Author Topic: The Divine Divide: The gods of America, and the difference they make.  (Read 795 times)

0 Members and 1 Guest are viewing this topic.

Offline Jetavan

  • Argumentum ad australopithecum
  • Taxiarches
  • **********
  • Posts: 6,825
  • Tenzin and Desmond
    • The Mystical Theology
America's Four Gods argues that how one views God influences one's position on a host of issues, like evolution/creationism.

From a review of America's Four Gods, in ChristianityToday:

Respondents' answers lead the authors to identify four conceptions of God among the American religious public: (1) the authoritative God, who both judges and is closely engaged in the world; (2) the benevolent God, who is "engaged but nonjudgmental"; (3) the critical God, who happens to be judgmental but disengaged; and (4) the distant God, who is neither engaged nor judgmental, and could care less about how humans muck about.

The rubric is helpful. It moves beyond the binary culture-war characterizations of "Left and Right," "progressive and conservative," and so on.
Consider evangelicals' views on science and its relationship to the Bible.
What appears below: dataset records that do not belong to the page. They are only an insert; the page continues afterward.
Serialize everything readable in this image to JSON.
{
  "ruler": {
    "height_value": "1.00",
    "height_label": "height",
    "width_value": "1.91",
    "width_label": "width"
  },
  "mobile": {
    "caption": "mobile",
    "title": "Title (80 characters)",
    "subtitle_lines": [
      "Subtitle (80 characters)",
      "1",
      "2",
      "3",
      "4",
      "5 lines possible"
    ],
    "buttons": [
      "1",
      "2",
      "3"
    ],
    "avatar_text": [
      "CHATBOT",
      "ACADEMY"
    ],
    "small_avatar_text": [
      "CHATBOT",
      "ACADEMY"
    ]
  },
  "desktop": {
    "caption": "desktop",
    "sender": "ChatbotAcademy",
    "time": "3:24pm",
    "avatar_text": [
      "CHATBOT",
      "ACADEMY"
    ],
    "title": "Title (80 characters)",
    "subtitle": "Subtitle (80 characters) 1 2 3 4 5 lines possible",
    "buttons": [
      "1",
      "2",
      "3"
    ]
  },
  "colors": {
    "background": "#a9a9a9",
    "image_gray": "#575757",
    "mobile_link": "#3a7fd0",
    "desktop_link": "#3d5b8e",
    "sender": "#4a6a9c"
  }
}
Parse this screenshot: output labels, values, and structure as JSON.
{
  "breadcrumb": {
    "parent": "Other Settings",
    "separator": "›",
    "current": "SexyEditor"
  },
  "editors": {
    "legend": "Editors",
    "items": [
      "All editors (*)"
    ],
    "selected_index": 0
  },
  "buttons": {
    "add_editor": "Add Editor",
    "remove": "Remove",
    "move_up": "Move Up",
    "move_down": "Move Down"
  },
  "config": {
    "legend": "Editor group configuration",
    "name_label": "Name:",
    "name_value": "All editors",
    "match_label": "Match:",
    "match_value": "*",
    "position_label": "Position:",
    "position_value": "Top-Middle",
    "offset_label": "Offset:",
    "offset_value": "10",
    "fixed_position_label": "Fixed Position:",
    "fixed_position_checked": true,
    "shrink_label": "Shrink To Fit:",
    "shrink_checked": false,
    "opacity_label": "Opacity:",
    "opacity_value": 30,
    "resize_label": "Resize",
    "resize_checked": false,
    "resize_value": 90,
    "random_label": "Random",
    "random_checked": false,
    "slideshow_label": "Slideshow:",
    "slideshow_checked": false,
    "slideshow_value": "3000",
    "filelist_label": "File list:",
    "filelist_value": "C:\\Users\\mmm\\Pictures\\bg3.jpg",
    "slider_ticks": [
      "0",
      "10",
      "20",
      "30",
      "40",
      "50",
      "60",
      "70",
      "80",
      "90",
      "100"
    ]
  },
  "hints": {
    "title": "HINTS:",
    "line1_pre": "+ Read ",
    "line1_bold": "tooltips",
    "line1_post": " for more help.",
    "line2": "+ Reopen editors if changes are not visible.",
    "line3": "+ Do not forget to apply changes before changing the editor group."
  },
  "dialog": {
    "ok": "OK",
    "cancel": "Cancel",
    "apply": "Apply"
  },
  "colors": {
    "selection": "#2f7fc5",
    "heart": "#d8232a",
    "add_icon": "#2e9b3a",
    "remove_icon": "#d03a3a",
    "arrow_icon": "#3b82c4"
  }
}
In what is probably the strongest section of the book, Froese and Bader point out that the basic question for Christians is not whether the Bible and science are ultimately reconciled, but how....Not surprisingly, those who believe God is highly engaged in the world—an authoritarian or benevolent God—often think he manipulates circumstances and the physical order in small and big ways. As we might expect, they registered significantly more skepticism about whether humans evolved from primates than those who believe God is critical or distant—that is, disengaged from the world.

« Last Edit: November 16, 2010, 01:40:07 PM by Jetavan »
If you will, you can become all flame.
Extra caritatem nulla salus.
In order to become whole, take the "I" out of "holiness".
Ἄνω σχῶμεν τὰς καρδίας
"Those who say religion has nothing to do with politics do not know what religion is." -- Mohandas Gandhi
Y dduw bo'r diolch.